Bergera koenigii, Candidatus Liberibacter africanus, Citrus, Clausena anisata, Trioza erytreae, adults, bioassays, eggs, epidemiology, feeding preferences, greening disease, host plants, host preferences, industry, morphometry, pests, population dynamics, reproduction, shrubs, trees, Asia, Europe, Kenya
African citrus greening (ACGD) and huanglongbing (HLB) diseases are the most damaging diseases of citrus worldwide. Currently, the disease has no cure and has been attributed to the collapse of the citrus industry in several countries.
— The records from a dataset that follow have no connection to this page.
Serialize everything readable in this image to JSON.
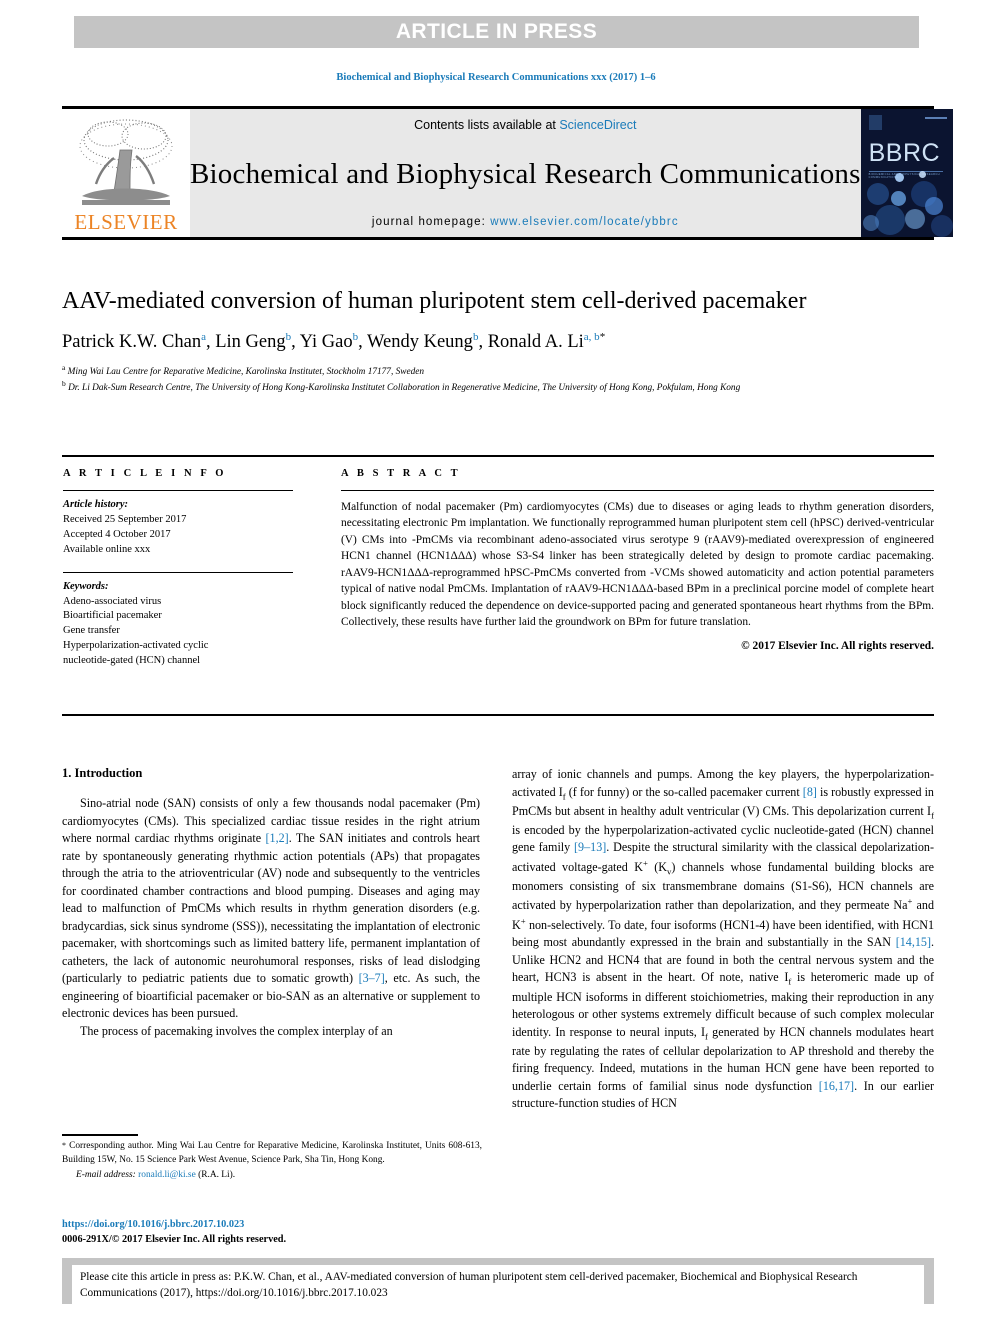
{
  "banner": {
    "text": "ARTICLE IN PRESS"
  },
  "journal_ref": "Biochemical and Biophysical Research Communications xxx (2017) 1–6",
  "masthead": {
    "publisher_name": "ELSEVIER",
    "contents_prefix": "Contents lists available at ",
    "contents_link": "ScienceDirect",
    "journal_title": "Biochemical and Biophysical Research Communications",
    "homepage_prefix": "journal homepage: ",
    "homepage_url": "www.elsevier.com/locate/ybbrc",
    "cover_title": "BBRC",
    "cover_subtitle": "BIOCHEMICAL AND BIOPHYSICAL RESEARCH COMMUNICATIONS"
  },
  "article": {
    "title": "AAV-mediated conversion of human pluripotent stem cell-derived pacemaker",
    "authors": [
      {
        "name": "Patrick K.W. Chan",
        "sup": "a",
        "sep": ", "
      },
      {
        "name": "Lin Geng",
        "sup": "b",
        "sep": ", "
      },
      {
        "name": "Yi Gao",
        "sup": "b",
        "sep": ", "
      },
      {
        "name": "Wendy Keung",
        "sup": "b",
        "sep": ", "
      },
      {
        "name": "Ronald A. Li",
        "sup": "a, b",
        "sep": "",
        "star": "*"
      }
    ],
    "affiliations": [
      {
        "marker": "a",
        "text": "Ming Wai Lau Centre for Reparative Medicine, Karolinska Institutet, Stockholm 17177, Sweden"
      },
      {
        "marker": "b",
        "text": "Dr. Li Dak-Sum Research Centre, The University of Hong Kong-Karolinska Institutet Collaboration in Regenerative Medicine, The University of Hong Kong, Pokfulam, Hong Kong"
      }
    ]
  },
  "article_info": {
    "heading": "A R T I C L E  I N F O",
    "history_label": "Article history:",
    "history": [
      "Received 25 September 2017",
      "Accepted 4 October 2017",
      "Available online xxx"
    ],
    "keywords_label": "Keywords:",
    "keywords": [
      "Adeno-associated virus",
      "Bioartificial pacemaker",
      "Gene transfer",
      "Hyperpolarization-activated cyclic",
      "nucleotide-gated (HCN) channel"
    ]
  },
  "abstract": {
    "heading": "A B S T R A C T",
    "text": "Malfunction of nodal pacemaker (Pm) cardiomyocytes (CMs) due to diseases or aging leads to rhythm generation disorders, necessitating electronic Pm implantation. We functionally reprogrammed human pluripotent stem cell (hPSC) derived-ventricular (V) CMs into -PmCMs via recombinant adeno-associated virus serotype 9 (rAAV9)-mediated overexpression of engineered HCN1 channel (HCN1ΔΔΔ) whose S3-S4 linker has been strategically deleted by design to promote cardiac pacemaking. rAAV9-HCN1ΔΔΔ-reprogrammed hPSC-PmCMs converted from -VCMs showed automaticity and action potential parameters typical of native nodal PmCMs. Implantation of rAAV9-HCN1ΔΔΔ-based BPm in a preclinical porcine model of complete heart block significantly reduced the dependence on device-supported pacing and generated spontaneous heart rhythms from the BPm. Collectively, these results have further laid the groundwork on BPm for future translation.",
    "copyright": "© 2017 Elsevier Inc. All rights reserved."
  },
  "body": {
    "section_heading": "1. Introduction",
    "left_paragraphs": [
      "Sino-atrial node (SAN) consists of only a few thousands nodal pacemaker (Pm) cardiomyocytes (CMs). This specialized cardiac tissue resides in the right atrium where normal cardiac rhythms originate [1,2]. The SAN initiates and controls heart rate by spontaneously generating rhythmic action potentials (APs) that propagates through the atria to the atrioventricular (AV) node and subsequently to the ventricles for coordinated chamber contractions and blood pumping. Diseases and aging may lead to malfunction of PmCMs which results in rhythm generation disorders (e.g. bradycardias, sick sinus syndrome (SSS)), necessitating the implantation of electronic pacemaker, with shortcomings such as limited battery life, permanent implantation of catheters, the lack of autonomic neurohumoral responses, risks of lead dislodging (particularly to pediatric patients due to somatic growth) [3–7], etc. As such, the engineering of bioartificial pacemaker or bio-SAN as an alternative or supplement to electronic devices has been pursued.",
      "The process of pacemaking involves the complex interplay of an"
    ],
    "right_paragraph": "array of ionic channels and pumps. Among the key players, the hyperpolarization-activated If (f for funny) or the so-called pacemaker current [8] is robustly expressed in PmCMs but absent in healthy adult ventricular (V) CMs. This depolarization current If is encoded by the hyperpolarization-activated cyclic nucleotide-gated (HCN) channel gene family [9–13]. Despite the structural similarity with the classical depolarization-activated voltage-gated K+ (Kv) channels whose fundamental building blocks are monomers consisting of six transmembrane domains (S1-S6), HCN channels are activated by hyperpolarization rather than depolarization, and they permeate Na+ and K+ non-selectively. To date, four isoforms (HCN1-4) have been identified, with HCN1 being most abundantly expressed in the brain and substantially in the SAN [14,15]. Unlike HCN2 and HCN4 that are found in both the central nervous system and the heart, HCN3 is absent in the heart. Of note, native If is heteromeric made up of multiple HCN isoforms in different stoichiometries, making their reproduction in any heterologous or other systems extremely difficult because of such complex molecular identity. In response to neural inputs, If generated by HCN channels modulates heart rate by regulating the rates of cellular depolarization to AP threshold and thereby the firing frequency. Indeed, mutations in the human HCN gene have been reported to underlie certain forms of familial sinus node dysfunction [16,17]. In our earlier structure-function studies of HCN"
  },
  "footnote": {
    "star": "*",
    "text": " Corresponding author. Ming Wai Lau Centre for Reparative Medicine, Karolinska Institutet, Units 608-613, Building 15W, No. 15 Science Park West Avenue, Science Park, Sha Tin, Hong Kong.",
    "email_label": "E-mail address:",
    "email": "ronald.li@ki.se",
    "email_suffix": " (R.A. Li)."
  },
  "doi_block": {
    "doi": "https://doi.org/10.1016/j.bbrc.2017.10.023",
    "issn": "0006-291X/© 2017 Elsevier Inc. All rights reserved."
  },
  "citation_box": {
    "text": "Please cite this article in press as: P.K.W. Chan, et al., AAV-mediated conversion of human pluripotent stem cell-derived pacemaker, Biochemical and Biophysical Research Communications (2017), https://doi.org/10.1016/j.bbrc.2017.10.023"
  },
  "colors": {
    "link": "#1a7bb9",
    "banner_bg": "#c4c4c4",
    "masthead_bg": "#e8e8e8",
    "elsevier_orange": "#ec8425",
    "cover_bg": "#0b1430"
  }
}
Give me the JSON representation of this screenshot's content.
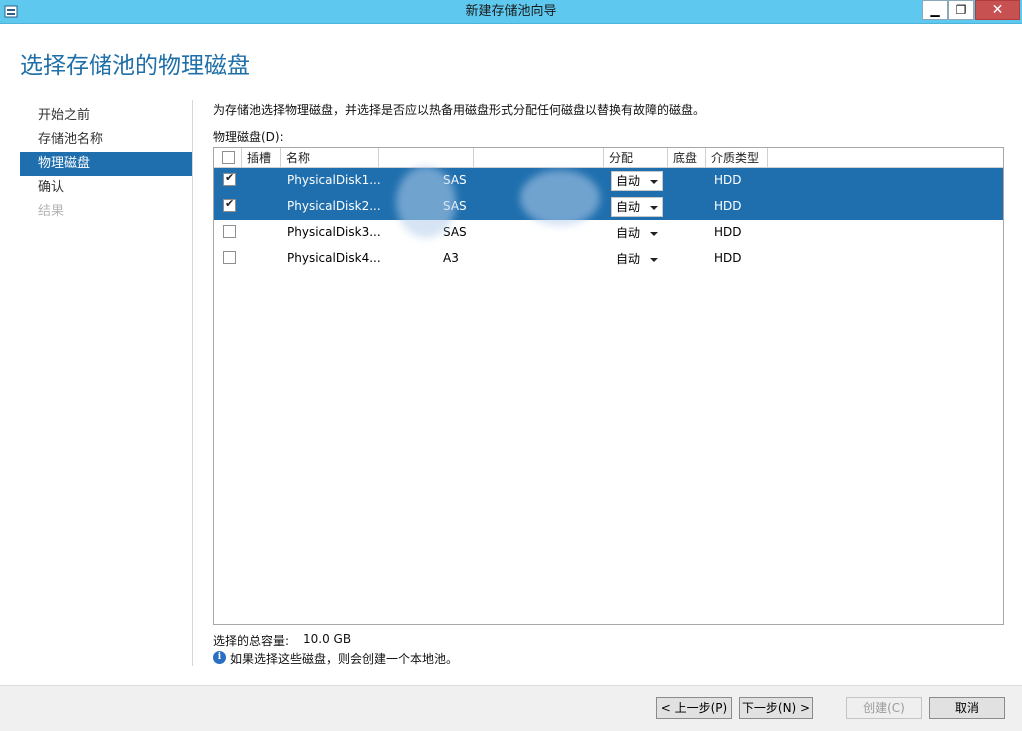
{
  "window": {
    "title": "新建存储池向导"
  },
  "page": {
    "title": "选择存储池的物理磁盘"
  },
  "nav": {
    "items": [
      {
        "label": "开始之前",
        "state": "normal"
      },
      {
        "label": "存储池名称",
        "state": "normal"
      },
      {
        "label": "物理磁盘",
        "state": "active"
      },
      {
        "label": "确认",
        "state": "normal"
      },
      {
        "label": "结果",
        "state": "disabled"
      }
    ]
  },
  "main": {
    "instruction": "为存储池选择物理磁盘，并选择是否应以热备用磁盘形式分配任何磁盘以替换有故障的磁盘。",
    "disks_label": "物理磁盘(D):",
    "columns": [
      "插槽",
      "名称",
      "分配",
      "底盘",
      "介质类型"
    ],
    "rows": [
      {
        "checked": true,
        "selected": true,
        "name": "PhysicalDisk1...",
        "bus": "SAS",
        "allocation": "自动",
        "media": "HDD"
      },
      {
        "checked": true,
        "selected": true,
        "name": "PhysicalDisk2...",
        "bus": "SAS",
        "allocation": "自动",
        "media": "HDD"
      },
      {
        "checked": false,
        "selected": false,
        "name": "PhysicalDisk3...",
        "bus": "SAS",
        "allocation": "自动",
        "media": "HDD"
      },
      {
        "checked": false,
        "selected": false,
        "name": "PhysicalDisk4...",
        "bus": "A3",
        "allocation": "自动",
        "media": "HDD"
      }
    ],
    "total_label": "选择的总容量:",
    "total_value": "10.0 GB",
    "info_text": "如果选择这些磁盘，则会创建一个本地池。"
  },
  "footer": {
    "prev": "< 上一步(P)",
    "next": "下一步(N) >",
    "create": "创建(C)",
    "cancel": "取消"
  },
  "colors": {
    "titlebar": "#5fc8ee",
    "accent": "#1f6fae",
    "title_text": "#1f6fa8"
  }
}
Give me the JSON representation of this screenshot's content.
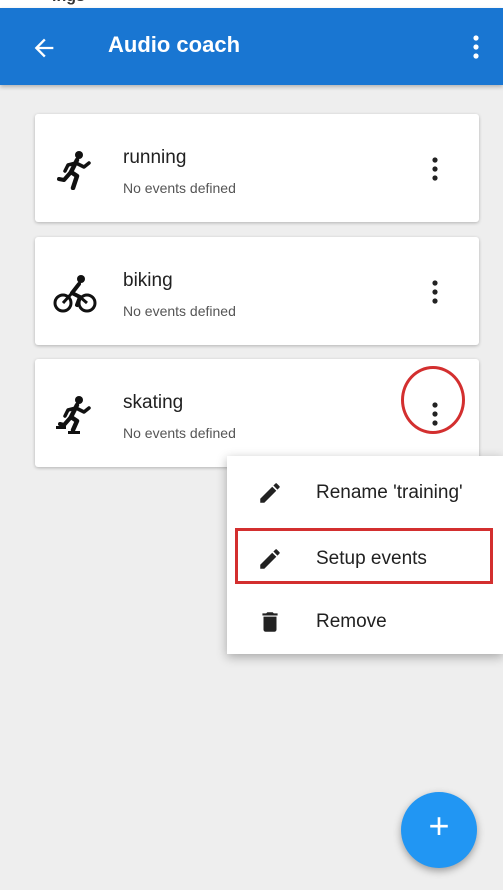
{
  "top_strip_text": "ings",
  "app_bar": {
    "title": "Audio coach",
    "back_icon": "arrow-back-icon",
    "overflow_icon": "more-vert-icon"
  },
  "profiles": [
    {
      "name": "running",
      "subtitle": "No events defined",
      "icon": "running-icon"
    },
    {
      "name": "biking",
      "subtitle": "No events defined",
      "icon": "biking-icon"
    },
    {
      "name": "skating",
      "subtitle": "No events defined",
      "icon": "skating-icon"
    }
  ],
  "context_menu": {
    "items": [
      {
        "label": "Rename 'training'",
        "icon": "pencil-icon"
      },
      {
        "label": "Setup events",
        "icon": "pencil-icon"
      },
      {
        "label": "Remove",
        "icon": "trash-icon"
      }
    ]
  },
  "fab": {
    "label": "+"
  },
  "colors": {
    "app_bar": "#1976d2",
    "fab": "#2196f3",
    "annotation": "#d32f2f",
    "background": "#eeeeee"
  }
}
In Africa, the causative agent “Candidatus” Liberibacter africanus is vectored by African citrus triozid (ACT) Trioza erytreae Del Guercio (Hemiptera: Triozidae). African citrus triozid is native to Africa but has been recently reported in Asia and Europe. Apart from citrus, Murraya koenigii (L.) and Clausena anisata (Willd) Hook. F. ex Benth. are also considered as preferred host plants. At present, there is scant information on host plant suitability and preference of T. erytreae. Also, there are contradictory reports on its reproduction and survival on rutaceous and non‐rutaceous host plants. In the present study, we tested the suitability and preference of rutaceous and non‐rutaceous trees and shrubs as potential ACT host plants in choice and no‐choice bioassays. The development from egg to the adult stage was longest on Calodendrum capense (Wright & Arn.) Engl. Host plants of superior quality accordingly to several ACT's biological parameters measured also revealed significantly higher morphometric characteristics. Our findings on the host status of the five rutaceous plants imply that these plants can greatly influence the population dynamics of ACT as well as the epidemiology of ACGD, and these can be a useful guide in the area‐wide management of the pest in Kenya.